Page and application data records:
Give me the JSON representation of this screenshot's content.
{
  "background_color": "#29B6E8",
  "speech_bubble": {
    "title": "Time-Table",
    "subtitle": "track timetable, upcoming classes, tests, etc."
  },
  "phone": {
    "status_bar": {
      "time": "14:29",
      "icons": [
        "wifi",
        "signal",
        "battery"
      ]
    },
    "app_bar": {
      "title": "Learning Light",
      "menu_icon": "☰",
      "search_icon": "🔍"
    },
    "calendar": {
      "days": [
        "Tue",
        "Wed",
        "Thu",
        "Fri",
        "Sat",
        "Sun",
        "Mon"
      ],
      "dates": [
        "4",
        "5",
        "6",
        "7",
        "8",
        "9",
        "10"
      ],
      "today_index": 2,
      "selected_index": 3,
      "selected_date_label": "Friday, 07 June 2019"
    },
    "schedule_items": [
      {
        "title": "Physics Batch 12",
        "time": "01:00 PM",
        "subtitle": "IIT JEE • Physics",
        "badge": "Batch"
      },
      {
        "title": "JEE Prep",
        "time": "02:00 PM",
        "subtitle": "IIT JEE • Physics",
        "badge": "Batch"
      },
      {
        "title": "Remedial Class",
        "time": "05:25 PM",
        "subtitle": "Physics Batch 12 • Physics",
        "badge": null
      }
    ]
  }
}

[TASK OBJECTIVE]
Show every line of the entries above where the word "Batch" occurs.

[SOLUTION]
        "title": "Physics Batch 12",
        "badge": "Batch"
        "badge": "Batch"
        "subtitle": "Physics Batch 12 • Physics",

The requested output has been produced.